Room-By-Room Ideas For Displaying Your Book Collection At Home
If you ask me where books "belong," according to feng shui, there's not a single place I can rule out. Books are fabulous everywhere. That said, books are filled with symbolism, stories, wisdom, and personal associations, and they, therefore, carry a lot of energy. And feng shui can certainly give us ideas about how to display and channel that energy to create positivity at home.
Before you place your books, edit down your collection.
Before deciding what books to put in what room, you might want to take a look at your collection as a whole: What do you want to read? What won't you ever read, even though maybe you're holding on to it because you bought it? What have you "outgrown" or no longer feel aligned with?
Every time I've done a big book purge, it's helped me make space for new things and opened my eyes to how much my interests and focus may have shifted even over a year or two. Donating books is a terrific way to pay the wisdom forward.
Once you're clear on the books you want to keep, organize them in a way that makes them easy to access.
Rainbow-organized, color-coded bookshelves are quite a sight, but they aren't always the most user-friendly. If you're someone who pulls books off the shelves often, you'll want to sort them so they're easy to find. (Sorting by topic works best for me right now.)
Then, consider location.
Traditionally speaking, the Wisdom area of your home (the far left corner of your home that's aligned with your entrance door, according to the bagua map) is thought to be ideal for books. That said, about 1% of my clients have a space in this area that is suited for any kind of books.
So instead, I'd recommend placing bookshelves where they can really shine, especially if you're a book lover.
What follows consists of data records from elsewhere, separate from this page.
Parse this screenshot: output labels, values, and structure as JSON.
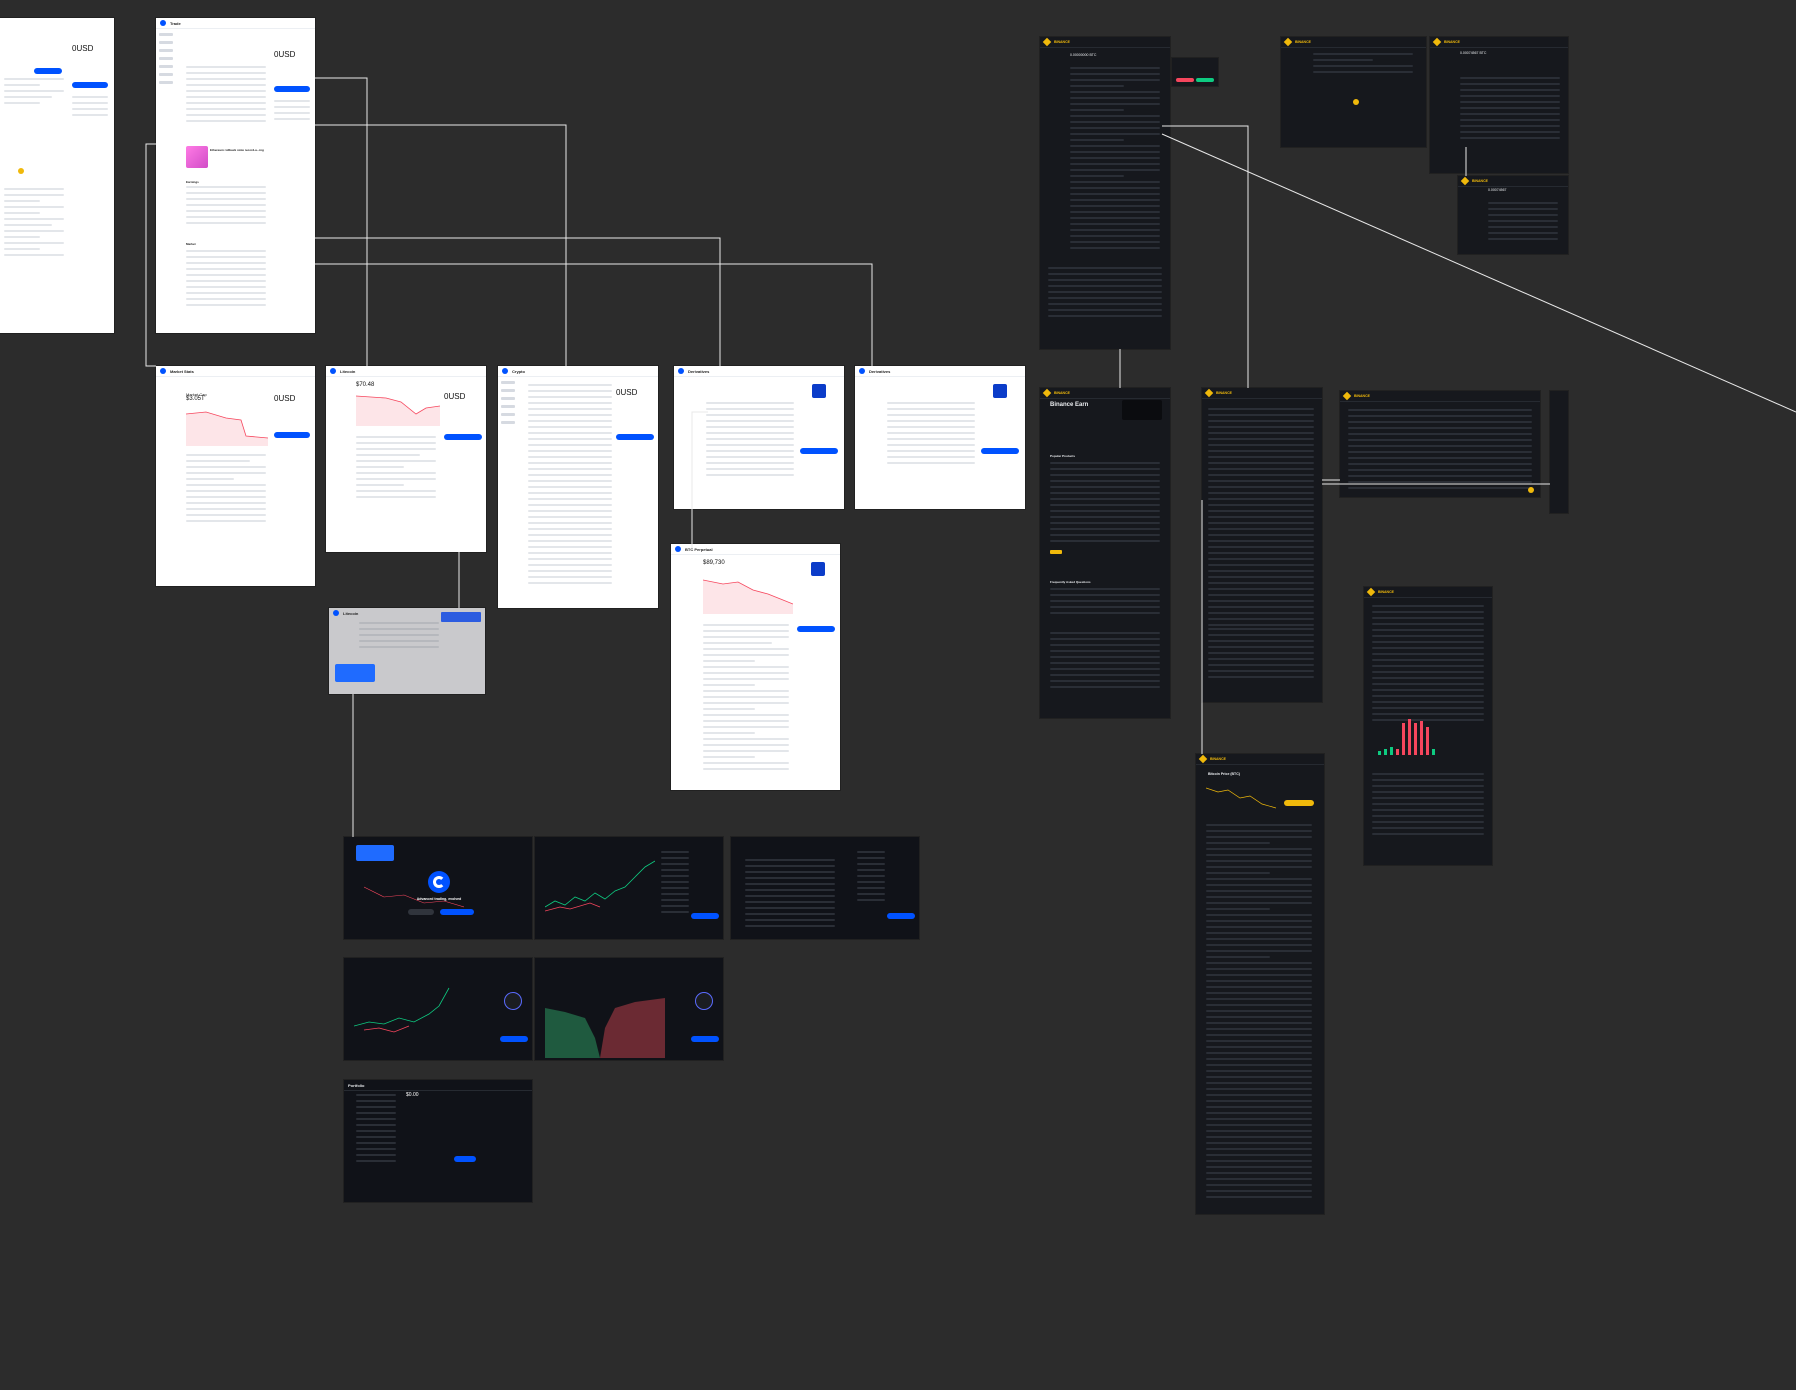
{
  "boards": {
    "coinbase_home": {
      "title": "",
      "balance": "0USD"
    },
    "trade": {
      "title": "Trade",
      "balance": "0USD",
      "nft_headline": "Ethereum rollback stole record-a...ing",
      "sections": [
        "Earnings",
        "Market"
      ]
    },
    "market_stats": {
      "title": "Market Stats",
      "market_cap_label": "Market Cap",
      "market_cap_value": "$3.05T",
      "balance": "0USD"
    },
    "litecoin": {
      "title": "Litecoin",
      "price": "$70.48",
      "balance": "0USD"
    },
    "crypto": {
      "title": "Crypto",
      "balance": "0USD"
    },
    "derivatives_1": {
      "title": "Derivatives"
    },
    "derivatives_2": {
      "title": "Derivatives"
    },
    "btc_perpetual": {
      "title": "BTC Perpetual",
      "price": "$89,730"
    },
    "litecoin_dim": {
      "title": "Litecoin"
    },
    "adv_trade_modal": {
      "headline": "Advanced trading, evolved"
    },
    "portfolio": {
      "title": "Portfolio",
      "balance": "$0.00"
    },
    "binance_top": {
      "brand": "BINANCE",
      "balance": "0.00000000 BTC"
    },
    "binance_wallet": {
      "brand": "BINANCE"
    },
    "binance_assets": {
      "brand": "BINANCE",
      "balance": "0.00074567 BTC"
    },
    "binance_assets_2": {
      "brand": "BINANCE",
      "balance": "0.00074567"
    },
    "binance_earn": {
      "brand": "BINANCE",
      "title": "Binance Earn",
      "sections": [
        "Popular Products",
        "Frequently Asked Questions"
      ]
    },
    "binance_markets": {
      "brand": "BINANCE"
    },
    "binance_orders": {
      "brand": "BINANCE"
    },
    "binance_overview": {
      "brand": "BINANCE"
    },
    "binance_price": {
      "brand": "BINANCE",
      "title": "Bitcoin Price (BTC)"
    }
  },
  "colors": {
    "canvas": "#2c2c2c",
    "coinbase_blue": "#0052ff",
    "binance_yellow": "#f0b90b",
    "up_green": "#0ecb81",
    "down_red": "#f6465d"
  }
}
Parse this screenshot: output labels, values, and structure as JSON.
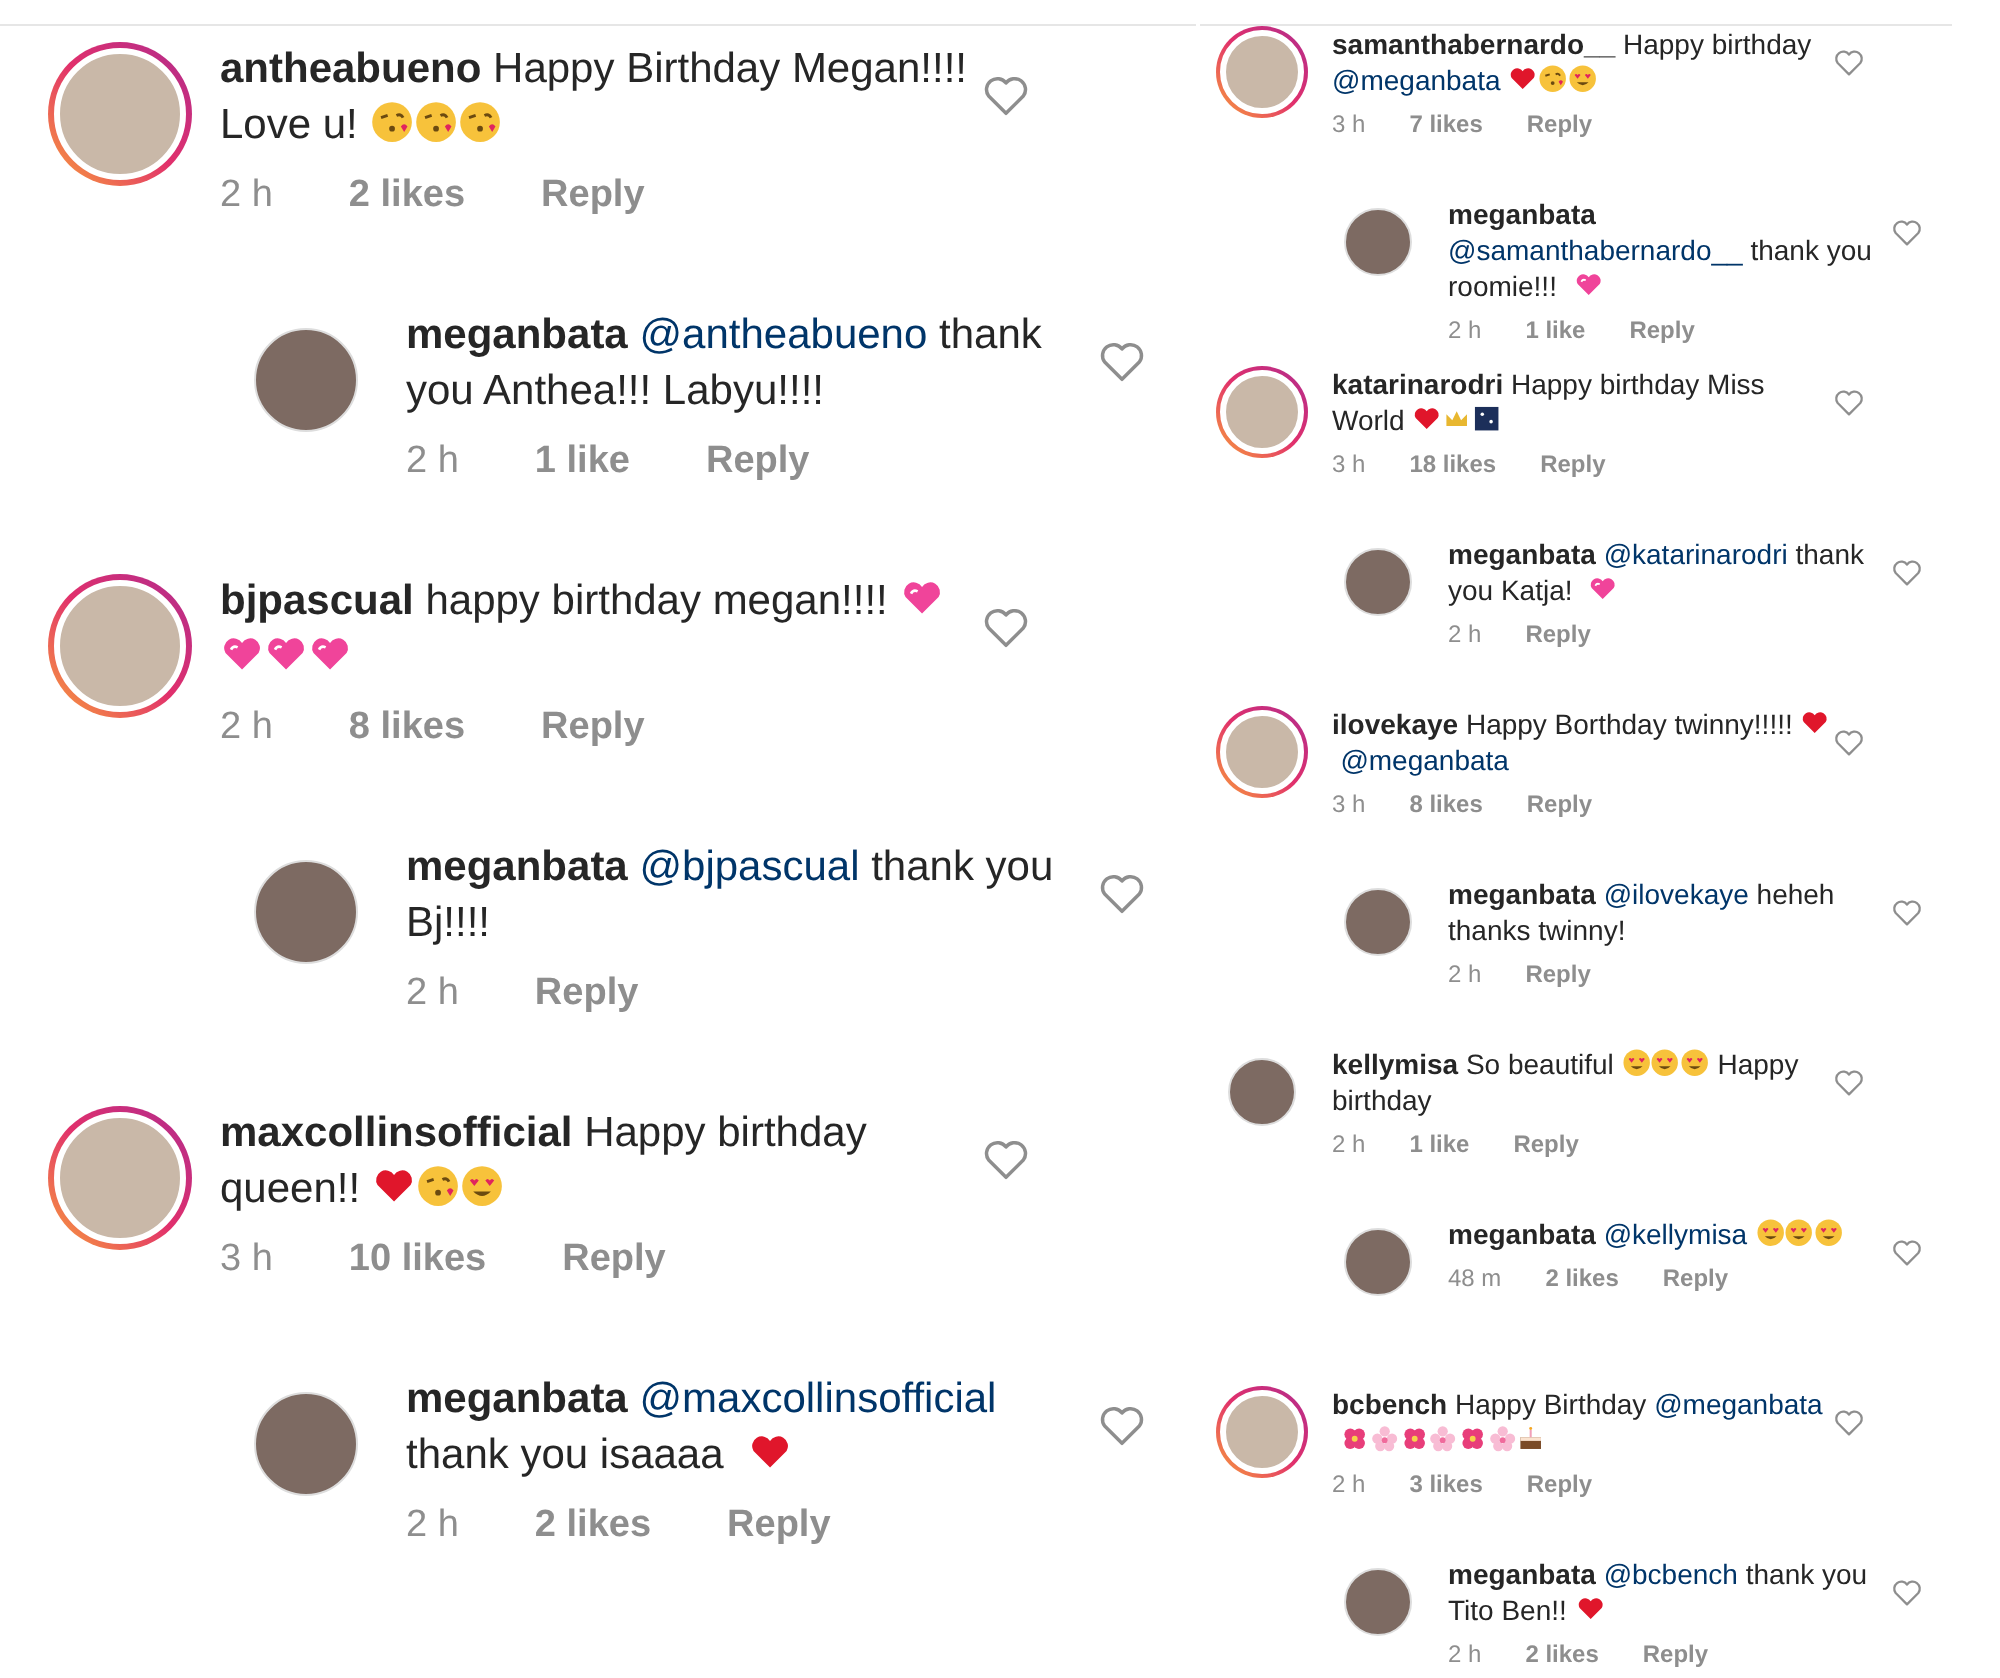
{
  "panels": [
    {
      "comments": [
        {
          "user": "antheabueno",
          "ring": true,
          "parts": [
            {
              "kind": "text",
              "text": "Happy Birthday Megan!!!! Love u! "
            },
            {
              "kind": "kiss-emoji"
            },
            {
              "kind": "kiss-emoji"
            },
            {
              "kind": "kiss-emoji"
            }
          ],
          "time": "2 h",
          "likes": "2 likes",
          "reply": "Reply",
          "replies": [
            {
              "user": "meganbata",
              "ring": false,
              "parts": [
                {
                  "kind": "mention",
                  "text": "@antheabueno"
                },
                {
                  "kind": "text",
                  "text": " thank you Anthea!!! Labyu!!!!"
                }
              ],
              "time": "2 h",
              "likes": "1 like",
              "reply": "Reply"
            }
          ]
        },
        {
          "user": "bjpascual",
          "ring": true,
          "parts": [
            {
              "kind": "text",
              "text": "happy birthday megan!!!! "
            },
            {
              "kind": "pink-heart-emoji"
            },
            {
              "kind": "pink-heart-emoji"
            },
            {
              "kind": "pink-heart-emoji"
            },
            {
              "kind": "pink-heart-emoji"
            }
          ],
          "time": "2 h",
          "likes": "8 likes",
          "reply": "Reply",
          "replies": [
            {
              "user": "meganbata",
              "ring": false,
              "parts": [
                {
                  "kind": "mention",
                  "text": "@bjpascual"
                },
                {
                  "kind": "text",
                  "text": " thank you Bj!!!!"
                }
              ],
              "time": "2 h",
              "reply": "Reply"
            }
          ]
        },
        {
          "user": "maxcollinsofficial",
          "ring": true,
          "parts": [
            {
              "kind": "text",
              "text": "Happy birthday queen!! "
            },
            {
              "kind": "red-heart-emoji"
            },
            {
              "kind": "kiss-emoji"
            },
            {
              "kind": "heart-eyes-emoji"
            }
          ],
          "time": "3 h",
          "likes": "10 likes",
          "reply": "Reply",
          "replies": [
            {
              "user": "meganbata",
              "ring": false,
              "parts": [
                {
                  "kind": "mention",
                  "text": "@maxcollinsofficial"
                },
                {
                  "kind": "text",
                  "text": " thank you isaaaa "
                },
                {
                  "kind": "red-heart-emoji"
                }
              ],
              "time": "2 h",
              "likes": "2 likes",
              "reply": "Reply"
            }
          ]
        }
      ]
    },
    {
      "comments": [
        {
          "user": "samanthabernardo__",
          "ring": true,
          "parts": [
            {
              "kind": "text",
              "text": "Happy birthday "
            },
            {
              "kind": "mention",
              "text": "@meganbata"
            },
            {
              "kind": "red-heart-emoji"
            },
            {
              "kind": "kiss-emoji"
            },
            {
              "kind": "heart-eyes-emoji"
            }
          ],
          "time": "3 h",
          "likes": "7 likes",
          "reply": "Reply",
          "replies": [
            {
              "user": "meganbata",
              "ring": false,
              "parts": [
                {
                  "kind": "mention",
                  "text": "@samanthabernardo__"
                },
                {
                  "kind": "text",
                  "text": " thank you roomie!!! "
                },
                {
                  "kind": "pink-heart-emoji"
                }
              ],
              "time": "2 h",
              "likes": "1 like",
              "reply": "Reply"
            }
          ]
        },
        {
          "user": "katarinarodri",
          "ring": true,
          "parts": [
            {
              "kind": "text",
              "text": "Happy birthday Miss World "
            },
            {
              "kind": "red-heart-emoji"
            },
            {
              "kind": "crown-emoji"
            },
            {
              "kind": "night-emoji"
            }
          ],
          "time": "3 h",
          "likes": "18 likes",
          "reply": "Reply",
          "replies": [
            {
              "user": "meganbata",
              "ring": false,
              "parts": [
                {
                  "kind": "mention",
                  "text": "@katarinarodri"
                },
                {
                  "kind": "text",
                  "text": " thank you Katja! "
                },
                {
                  "kind": "pink-heart-emoji"
                }
              ],
              "time": "2 h",
              "reply": "Reply"
            }
          ]
        },
        {
          "user": "ilovekaye",
          "ring": true,
          "parts": [
            {
              "kind": "text",
              "text": "Happy Borthday twinny!!!!! "
            },
            {
              "kind": "red-heart-emoji"
            },
            {
              "kind": "mention",
              "text": "@meganbata"
            }
          ],
          "time": "3 h",
          "likes": "8 likes",
          "reply": "Reply",
          "replies": [
            {
              "user": "meganbata",
              "ring": false,
              "parts": [
                {
                  "kind": "mention",
                  "text": "@ilovekaye"
                },
                {
                  "kind": "text",
                  "text": " heheh thanks twinny!"
                }
              ],
              "time": "2 h",
              "reply": "Reply"
            }
          ]
        },
        {
          "user": "kellymisa",
          "ring": false,
          "parts": [
            {
              "kind": "text",
              "text": "So beautiful "
            },
            {
              "kind": "heart-eyes-emoji"
            },
            {
              "kind": "heart-eyes-emoji"
            },
            {
              "kind": "heart-eyes-emoji"
            },
            {
              "kind": "text",
              "text": " Happy birthday"
            }
          ],
          "time": "2 h",
          "likes": "1 like",
          "reply": "Reply",
          "replies": [
            {
              "user": "meganbata",
              "ring": false,
              "parts": [
                {
                  "kind": "mention",
                  "text": "@kellymisa"
                },
                {
                  "kind": "heart-eyes-emoji"
                },
                {
                  "kind": "heart-eyes-emoji"
                },
                {
                  "kind": "heart-eyes-emoji"
                }
              ],
              "time": "48 m",
              "likes": "2 likes",
              "reply": "Reply"
            }
          ]
        },
        {
          "user": "bcbench",
          "ring": true,
          "parts": [
            {
              "kind": "text",
              "text": "Happy Birthday "
            },
            {
              "kind": "mention",
              "text": "@meganbata"
            },
            {
              "kind": "flower-emoji"
            },
            {
              "kind": "blossom-emoji"
            },
            {
              "kind": "flower-emoji"
            },
            {
              "kind": "blossom-emoji"
            },
            {
              "kind": "flower-emoji"
            },
            {
              "kind": "blossom-emoji"
            },
            {
              "kind": "cake-emoji"
            }
          ],
          "time": "2 h",
          "likes": "3 likes",
          "reply": "Reply",
          "replies": [
            {
              "user": "meganbata",
              "ring": false,
              "parts": [
                {
                  "kind": "mention",
                  "text": "@bcbench"
                },
                {
                  "kind": "text",
                  "text": " thank you Tito Ben!!"
                },
                {
                  "kind": "red-heart-emoji"
                }
              ],
              "time": "2 h",
              "likes": "2 likes",
              "reply": "Reply"
            }
          ]
        }
      ]
    }
  ]
}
If you don't have bookshelves, I suggest getting a sturdy shelf (vintage ones are great) that is bigger than you think you need. You can always fill empty space with framed photos, art, and houseplants until your book collection takes it over. If your home has multiple rooms, consider staggering your book collection based on the following ideas.
Living room and den
These rooms are definitely great for big art books, photo books, and other aptly named "coffee table" books, but don't stop there! Placing a small shelf of books that you and other members of your family are currently reading in a popular common space can help you keep them top of mind. I read so much more when I have my current rotation of books on a side table next to my sofa waiting for me.
Kitchens are nice for—you guessed it—cookbooks! They're also great spaces for nutrition guides. It's a bit tricky to fit books in many kitchens, so it's a great bonus (and can look amazing) if you have the space.
You'll want to be a little more intentional about the books you bring into the bedroom. For example, keep work books out of your bedroom as much as possible so you can disengage from work before sleep. You might want to keep heavy drama and crime novels off the nightstands, too. Think about it this way: You want the books in your bedroom to reflect your self-love and your love life.
If you have a tub, why not keep books in the bathroom too? Since bath time is self-care time, I'd keep it light, but there are no hard-and-fast rules here.
Office spaces, wherever they may be at home, are excellent for inspirational creativity books, and, of course, books that speak to your work and passions. Having books you can pull off the shelf for a quick rest or dose of inspiration is so valuable. If you don't have any of these inspiring reads right now, reach out to friends for recommendations. Every time I add a few of these to my shelves, I can feel the difference in my office almost instantly.
When it comes to placing books, you really can't go wrong. But with a little sorting, curating, and intentional decision making, you can use books to highlight the themes and energies you want to attract into every room of your house.
Dana Claudat is a modern Feng Shui Master and founder of The School Of Intention Feng Shui Certification Program. In the last 15 years Claudat has pioneered her own approach to Feng Shui that is rooted in infinite possibility, creativity and empowerment. Rather than hope for lucky results and outcomes, she helps her clients to create them every day.
She’s a Stanford-educated art historian with more than a decade of experience in design yet her approach to space is simple. Claudat is a longtime mindbodygreen contributor and instructor (she may have had a hand in the hundreds of plants in mindbodygreen headquarters!), and her work has been featured in design and lifestyle publications around the world.
You can sign up for her weekly Feng Shui Rituals, including rituals for every New and Full Moon, right here!